* [The problem]
Please print each record that follows precisely as it appears.

* [Dataset extract]
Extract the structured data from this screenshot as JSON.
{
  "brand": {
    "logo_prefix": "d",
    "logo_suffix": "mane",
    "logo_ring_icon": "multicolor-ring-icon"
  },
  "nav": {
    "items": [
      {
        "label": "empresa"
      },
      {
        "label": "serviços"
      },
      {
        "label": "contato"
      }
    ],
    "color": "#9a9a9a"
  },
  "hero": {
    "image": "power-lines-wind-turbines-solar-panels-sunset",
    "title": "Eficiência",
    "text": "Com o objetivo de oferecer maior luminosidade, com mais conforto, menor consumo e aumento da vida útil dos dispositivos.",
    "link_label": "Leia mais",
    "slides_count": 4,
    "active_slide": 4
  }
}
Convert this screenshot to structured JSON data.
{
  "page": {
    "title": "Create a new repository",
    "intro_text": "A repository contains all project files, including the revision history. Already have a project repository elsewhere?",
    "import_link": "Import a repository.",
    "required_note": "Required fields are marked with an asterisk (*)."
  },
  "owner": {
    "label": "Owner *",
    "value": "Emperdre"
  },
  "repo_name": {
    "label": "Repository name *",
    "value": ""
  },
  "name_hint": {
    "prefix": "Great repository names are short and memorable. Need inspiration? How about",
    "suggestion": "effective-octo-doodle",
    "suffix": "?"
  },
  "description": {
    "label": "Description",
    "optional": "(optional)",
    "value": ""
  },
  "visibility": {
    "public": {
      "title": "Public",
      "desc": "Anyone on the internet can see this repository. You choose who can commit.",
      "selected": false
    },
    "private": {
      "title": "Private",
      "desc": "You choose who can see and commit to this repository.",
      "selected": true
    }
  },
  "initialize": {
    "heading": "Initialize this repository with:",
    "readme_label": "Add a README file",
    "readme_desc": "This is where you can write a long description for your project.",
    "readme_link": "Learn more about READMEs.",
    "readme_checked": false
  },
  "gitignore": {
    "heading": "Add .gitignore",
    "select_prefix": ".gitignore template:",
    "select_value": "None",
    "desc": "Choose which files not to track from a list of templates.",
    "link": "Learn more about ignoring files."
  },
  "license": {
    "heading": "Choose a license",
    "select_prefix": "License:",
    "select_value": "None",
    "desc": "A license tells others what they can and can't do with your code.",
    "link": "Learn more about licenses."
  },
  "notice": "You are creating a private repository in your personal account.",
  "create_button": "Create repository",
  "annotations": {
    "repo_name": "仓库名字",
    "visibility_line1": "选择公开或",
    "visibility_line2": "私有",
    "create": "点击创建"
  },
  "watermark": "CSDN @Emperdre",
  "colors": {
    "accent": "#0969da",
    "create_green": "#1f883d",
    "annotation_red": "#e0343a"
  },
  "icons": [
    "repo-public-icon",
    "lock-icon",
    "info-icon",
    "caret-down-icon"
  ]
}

* [Written response]
Extract the structured data from this screenshot as JSON.
{
  "brand": {
    "logo_prefix": "d",
    "logo_suffix": "mane",
    "logo_ring_icon": "multicolor-ring-icon"
  },
  "nav": {
    "items": [
      {
        "label": "empresa"
      },
      {
        "label": "serviços"
      },
      {
        "label": "contato"
      }
    ],
    "color": "#9a9a9a"
  },
  "hero": {
    "image": "power-lines-wind-turbines-solar-panels-sunset",
    "title": "Eficiência",
    "text": "Com o objetivo de oferecer maior luminosidade, com mais conforto, menor consumo e aumento da vida útil dos dispositivos.",
    "link_label": "Leia mais",
    "slides_count": 4,
    "active_slide": 4
  }
}
Convert this screenshot to structured JSON data.
{
  "page": {
    "title": "Create a new repository",
    "intro_text": "A repository contains all project files, including the revision history. Already have a project repository elsewhere?",
    "import_link": "Import a repository.",
    "required_note": "Required fields are marked with an asterisk (*)."
  },
  "owner": {
    "label": "Owner *",
    "value": "Emperdre"
  },
  "repo_name": {
    "label": "Repository name *",
    "value": ""
  },
  "name_hint": {
    "prefix": "Great repository names are short and memorable. Need inspiration? How about",
    "suggestion": "effective-octo-doodle",
    "suffix": "?"
  },
  "description": {
    "label": "Description",
    "optional": "(optional)",
    "value": ""
  },
  "visibility": {
    "public": {
      "title": "Public",
      "desc": "Anyone on the internet can see this repository. You choose who can commit.",
      "selected": false
    },
    "private": {
      "title": "Private",
      "desc": "You choose who can see and commit to this repository.",
      "selected": true
    }
  },
  "initialize": {
    "heading": "Initialize this repository with:",
    "readme_label": "Add a README file",
    "readme_desc": "This is where you can write a long description for your project.",
    "readme_link": "Learn more about READMEs.",
    "readme_checked": false
  },
  "gitignore": {
    "heading": "Add .gitignore",
    "select_prefix": ".gitignore template:",
    "select_value": "None",
    "desc": "Choose which files not to track from a list of templates.",
    "link": "Learn more about ignoring files."
  },
  "license": {
    "heading": "Choose a license",
    "select_prefix": "License:",
    "select_value": "None",
    "desc": "A license tells others what they can and can't do with your code.",
    "link": "Learn more about licenses."
  },
  "notice": "You are creating a private repository in your personal account.",
  "create_button": "Create repository",
  "annotations": {
    "repo_name": "仓库名字",
    "visibility_line1": "选择公开或",
    "visibility_line2": "私有",
    "create": "点击创建"
  },
  "watermark": "CSDN @Emperdre",
  "colors": {
    "accent": "#0969da",
    "create_green": "#1f883d",
    "annotation_red": "#e0343a"
  },
  "icons": [
    "repo-public-icon",
    "lock-icon",
    "info-icon",
    "caret-down-icon"
  ]
}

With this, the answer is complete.